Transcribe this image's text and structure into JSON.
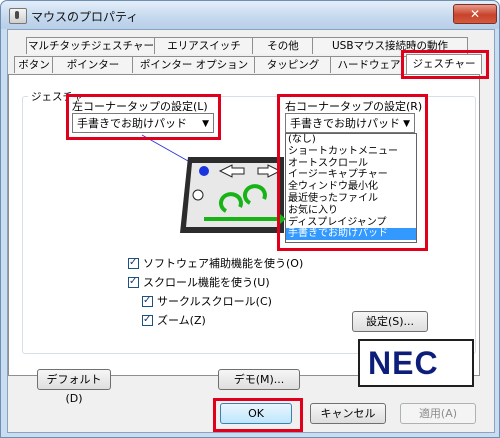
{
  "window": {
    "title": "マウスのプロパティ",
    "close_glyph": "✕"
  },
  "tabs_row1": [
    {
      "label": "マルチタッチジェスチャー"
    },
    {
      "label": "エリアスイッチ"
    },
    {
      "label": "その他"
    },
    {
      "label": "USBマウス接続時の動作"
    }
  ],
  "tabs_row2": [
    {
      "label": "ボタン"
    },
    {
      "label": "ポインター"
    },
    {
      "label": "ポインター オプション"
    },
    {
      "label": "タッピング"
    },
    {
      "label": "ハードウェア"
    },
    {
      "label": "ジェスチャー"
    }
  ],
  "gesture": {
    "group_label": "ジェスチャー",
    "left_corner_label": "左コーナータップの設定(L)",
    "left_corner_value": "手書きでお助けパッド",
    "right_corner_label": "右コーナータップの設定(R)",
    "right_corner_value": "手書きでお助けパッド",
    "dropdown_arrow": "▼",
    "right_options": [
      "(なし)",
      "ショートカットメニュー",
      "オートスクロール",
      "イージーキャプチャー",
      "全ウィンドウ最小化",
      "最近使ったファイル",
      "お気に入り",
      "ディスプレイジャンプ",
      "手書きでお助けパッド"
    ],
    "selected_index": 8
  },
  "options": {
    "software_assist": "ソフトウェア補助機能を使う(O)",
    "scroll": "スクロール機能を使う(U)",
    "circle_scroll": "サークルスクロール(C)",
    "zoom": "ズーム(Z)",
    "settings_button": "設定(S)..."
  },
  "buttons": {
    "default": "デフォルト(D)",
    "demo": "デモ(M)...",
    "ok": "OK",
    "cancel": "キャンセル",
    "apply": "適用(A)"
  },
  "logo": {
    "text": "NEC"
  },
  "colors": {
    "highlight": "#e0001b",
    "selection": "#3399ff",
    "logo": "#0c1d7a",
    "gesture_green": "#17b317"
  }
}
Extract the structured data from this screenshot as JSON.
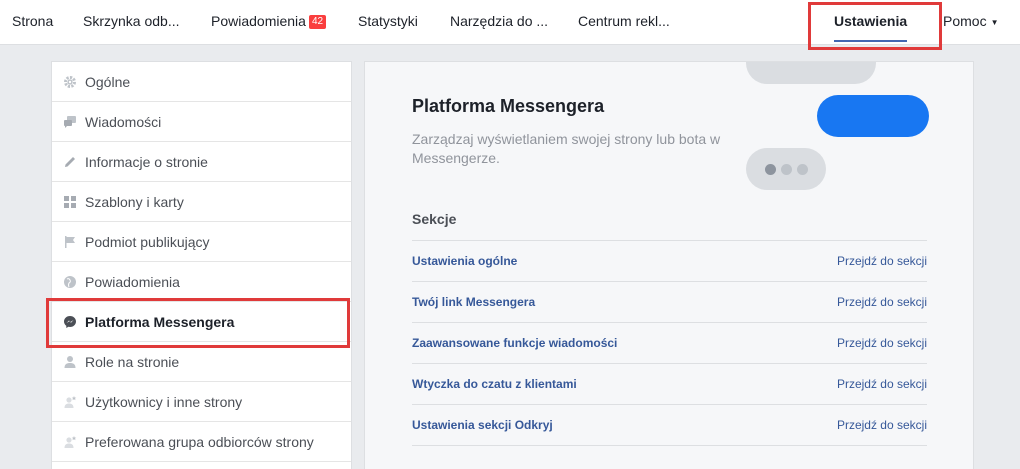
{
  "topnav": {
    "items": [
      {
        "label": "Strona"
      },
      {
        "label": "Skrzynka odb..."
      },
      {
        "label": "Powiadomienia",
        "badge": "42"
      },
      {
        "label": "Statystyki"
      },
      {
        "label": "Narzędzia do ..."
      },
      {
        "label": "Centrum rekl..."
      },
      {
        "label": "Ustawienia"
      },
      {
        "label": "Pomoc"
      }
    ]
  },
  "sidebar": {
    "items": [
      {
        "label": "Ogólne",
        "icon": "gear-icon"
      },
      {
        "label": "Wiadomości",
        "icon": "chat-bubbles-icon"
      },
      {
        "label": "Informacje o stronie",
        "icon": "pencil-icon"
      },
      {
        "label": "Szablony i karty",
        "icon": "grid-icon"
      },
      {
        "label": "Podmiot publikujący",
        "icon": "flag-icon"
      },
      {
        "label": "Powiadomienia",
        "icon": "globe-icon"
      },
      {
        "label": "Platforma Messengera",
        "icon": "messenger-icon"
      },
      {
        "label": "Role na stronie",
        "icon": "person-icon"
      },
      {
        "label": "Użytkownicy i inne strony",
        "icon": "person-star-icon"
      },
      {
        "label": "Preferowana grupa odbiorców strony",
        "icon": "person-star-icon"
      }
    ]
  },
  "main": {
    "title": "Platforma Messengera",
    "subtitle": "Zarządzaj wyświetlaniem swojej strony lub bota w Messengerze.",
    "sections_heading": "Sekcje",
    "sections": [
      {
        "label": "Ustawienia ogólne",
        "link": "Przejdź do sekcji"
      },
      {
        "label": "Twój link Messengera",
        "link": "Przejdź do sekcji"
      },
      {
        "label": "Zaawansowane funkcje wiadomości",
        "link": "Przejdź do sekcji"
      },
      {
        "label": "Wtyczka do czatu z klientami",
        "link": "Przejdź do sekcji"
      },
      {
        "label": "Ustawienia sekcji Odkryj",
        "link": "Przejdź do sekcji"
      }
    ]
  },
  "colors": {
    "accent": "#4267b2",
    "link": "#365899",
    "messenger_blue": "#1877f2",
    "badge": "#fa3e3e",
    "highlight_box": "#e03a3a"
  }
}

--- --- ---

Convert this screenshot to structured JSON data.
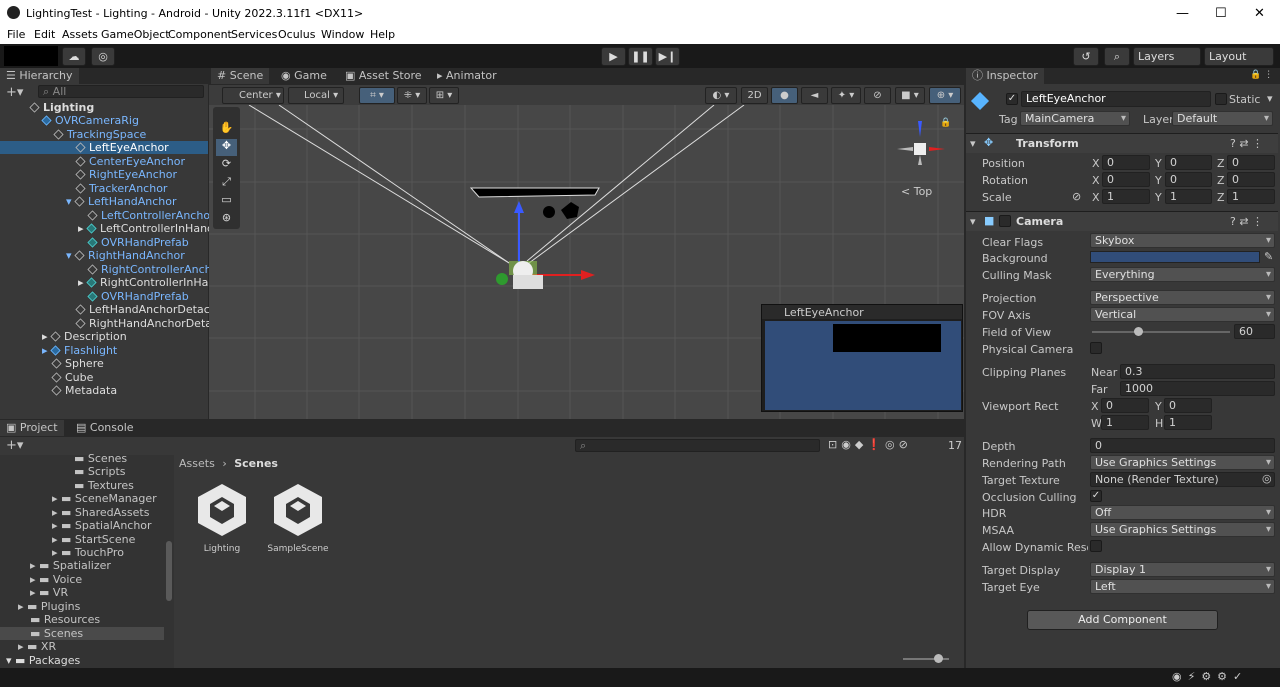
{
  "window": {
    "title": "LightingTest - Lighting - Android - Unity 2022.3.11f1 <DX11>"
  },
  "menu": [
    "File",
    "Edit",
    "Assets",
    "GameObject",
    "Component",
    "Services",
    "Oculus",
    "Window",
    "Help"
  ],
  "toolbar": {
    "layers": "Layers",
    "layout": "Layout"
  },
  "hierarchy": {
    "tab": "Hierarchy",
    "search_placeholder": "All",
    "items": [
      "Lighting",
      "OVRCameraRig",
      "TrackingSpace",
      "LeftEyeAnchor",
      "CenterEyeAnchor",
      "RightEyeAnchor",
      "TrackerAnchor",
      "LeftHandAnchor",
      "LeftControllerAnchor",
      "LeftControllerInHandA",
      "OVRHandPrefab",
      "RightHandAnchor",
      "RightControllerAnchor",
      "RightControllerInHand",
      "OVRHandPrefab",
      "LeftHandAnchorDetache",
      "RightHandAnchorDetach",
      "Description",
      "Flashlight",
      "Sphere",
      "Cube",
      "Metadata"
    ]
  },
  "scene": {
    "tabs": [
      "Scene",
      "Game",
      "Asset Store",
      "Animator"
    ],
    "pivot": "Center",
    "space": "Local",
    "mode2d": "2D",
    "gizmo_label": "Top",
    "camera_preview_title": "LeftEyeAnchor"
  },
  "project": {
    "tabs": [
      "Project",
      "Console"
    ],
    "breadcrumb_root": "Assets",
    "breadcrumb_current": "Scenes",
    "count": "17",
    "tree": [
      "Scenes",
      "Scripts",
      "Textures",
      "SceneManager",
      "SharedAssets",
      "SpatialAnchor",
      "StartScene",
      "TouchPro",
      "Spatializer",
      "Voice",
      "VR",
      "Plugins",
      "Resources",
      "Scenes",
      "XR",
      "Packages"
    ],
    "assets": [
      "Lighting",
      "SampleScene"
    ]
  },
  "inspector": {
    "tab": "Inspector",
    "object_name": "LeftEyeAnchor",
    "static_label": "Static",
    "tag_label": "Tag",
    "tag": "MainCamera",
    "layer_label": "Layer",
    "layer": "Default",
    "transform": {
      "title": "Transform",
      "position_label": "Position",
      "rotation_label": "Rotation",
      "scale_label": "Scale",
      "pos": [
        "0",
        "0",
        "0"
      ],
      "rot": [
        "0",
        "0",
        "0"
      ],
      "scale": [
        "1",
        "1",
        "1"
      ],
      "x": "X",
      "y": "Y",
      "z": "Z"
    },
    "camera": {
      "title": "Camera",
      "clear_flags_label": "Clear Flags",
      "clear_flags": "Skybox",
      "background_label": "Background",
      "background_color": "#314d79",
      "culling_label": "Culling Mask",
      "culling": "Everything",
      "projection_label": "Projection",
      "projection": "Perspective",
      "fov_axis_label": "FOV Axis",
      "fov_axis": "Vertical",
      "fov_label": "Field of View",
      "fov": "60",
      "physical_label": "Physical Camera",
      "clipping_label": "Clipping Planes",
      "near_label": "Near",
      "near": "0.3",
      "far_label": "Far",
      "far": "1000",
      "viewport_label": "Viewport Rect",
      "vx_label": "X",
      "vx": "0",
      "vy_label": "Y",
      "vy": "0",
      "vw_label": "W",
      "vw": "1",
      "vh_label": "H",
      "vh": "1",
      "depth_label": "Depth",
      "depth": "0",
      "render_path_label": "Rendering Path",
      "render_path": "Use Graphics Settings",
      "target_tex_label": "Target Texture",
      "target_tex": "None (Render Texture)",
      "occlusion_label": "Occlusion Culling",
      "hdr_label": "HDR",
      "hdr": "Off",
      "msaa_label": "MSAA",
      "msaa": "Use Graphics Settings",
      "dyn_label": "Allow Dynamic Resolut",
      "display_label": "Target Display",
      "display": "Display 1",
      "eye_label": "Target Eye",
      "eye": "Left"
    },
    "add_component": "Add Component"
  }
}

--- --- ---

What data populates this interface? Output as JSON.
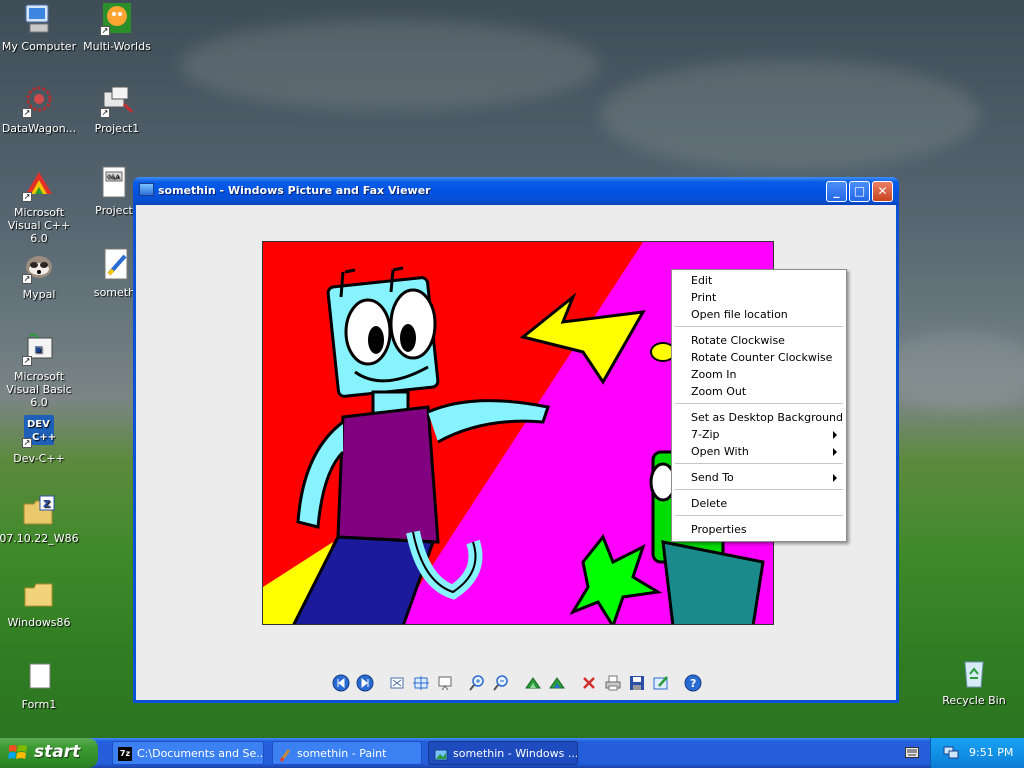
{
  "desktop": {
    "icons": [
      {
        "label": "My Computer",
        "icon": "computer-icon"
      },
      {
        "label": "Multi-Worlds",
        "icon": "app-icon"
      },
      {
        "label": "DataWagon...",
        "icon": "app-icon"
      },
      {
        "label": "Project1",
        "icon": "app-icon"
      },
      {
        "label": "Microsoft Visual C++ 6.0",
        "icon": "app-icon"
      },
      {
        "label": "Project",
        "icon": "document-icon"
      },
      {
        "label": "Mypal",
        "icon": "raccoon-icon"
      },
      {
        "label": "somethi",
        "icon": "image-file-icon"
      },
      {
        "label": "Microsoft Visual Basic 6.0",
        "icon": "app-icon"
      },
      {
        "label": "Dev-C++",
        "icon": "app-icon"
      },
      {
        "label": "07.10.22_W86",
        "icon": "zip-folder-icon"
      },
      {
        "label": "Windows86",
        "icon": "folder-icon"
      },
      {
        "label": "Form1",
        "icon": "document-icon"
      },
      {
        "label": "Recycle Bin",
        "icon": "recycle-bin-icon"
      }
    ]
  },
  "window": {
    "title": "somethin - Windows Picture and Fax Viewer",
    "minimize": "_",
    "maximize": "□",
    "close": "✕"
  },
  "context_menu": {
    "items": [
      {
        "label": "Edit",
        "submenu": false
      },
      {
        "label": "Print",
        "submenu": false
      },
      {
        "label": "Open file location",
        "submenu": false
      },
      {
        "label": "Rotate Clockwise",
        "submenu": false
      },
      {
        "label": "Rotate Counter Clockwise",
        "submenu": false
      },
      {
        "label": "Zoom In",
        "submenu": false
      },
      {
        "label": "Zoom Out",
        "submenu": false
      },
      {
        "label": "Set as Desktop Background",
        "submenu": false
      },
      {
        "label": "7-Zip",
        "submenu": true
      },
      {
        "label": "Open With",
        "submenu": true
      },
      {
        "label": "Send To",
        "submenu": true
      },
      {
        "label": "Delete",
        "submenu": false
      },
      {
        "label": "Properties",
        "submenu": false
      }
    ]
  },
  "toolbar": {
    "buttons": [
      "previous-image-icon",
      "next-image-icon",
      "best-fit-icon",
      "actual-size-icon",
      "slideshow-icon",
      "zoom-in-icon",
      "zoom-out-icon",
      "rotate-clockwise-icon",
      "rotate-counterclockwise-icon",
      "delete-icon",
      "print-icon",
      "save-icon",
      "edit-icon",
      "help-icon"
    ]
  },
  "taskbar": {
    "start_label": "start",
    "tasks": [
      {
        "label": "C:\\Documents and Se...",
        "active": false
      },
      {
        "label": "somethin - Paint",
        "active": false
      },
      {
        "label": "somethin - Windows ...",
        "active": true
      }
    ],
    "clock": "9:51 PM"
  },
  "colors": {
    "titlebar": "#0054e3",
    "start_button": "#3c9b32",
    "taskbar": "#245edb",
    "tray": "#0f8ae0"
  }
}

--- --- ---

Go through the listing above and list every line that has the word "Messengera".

▶ **Result of this task**:
        "label": "Platforma Messengera",
    "title": "Platforma Messengera",
        "label": "Twój link Messengera",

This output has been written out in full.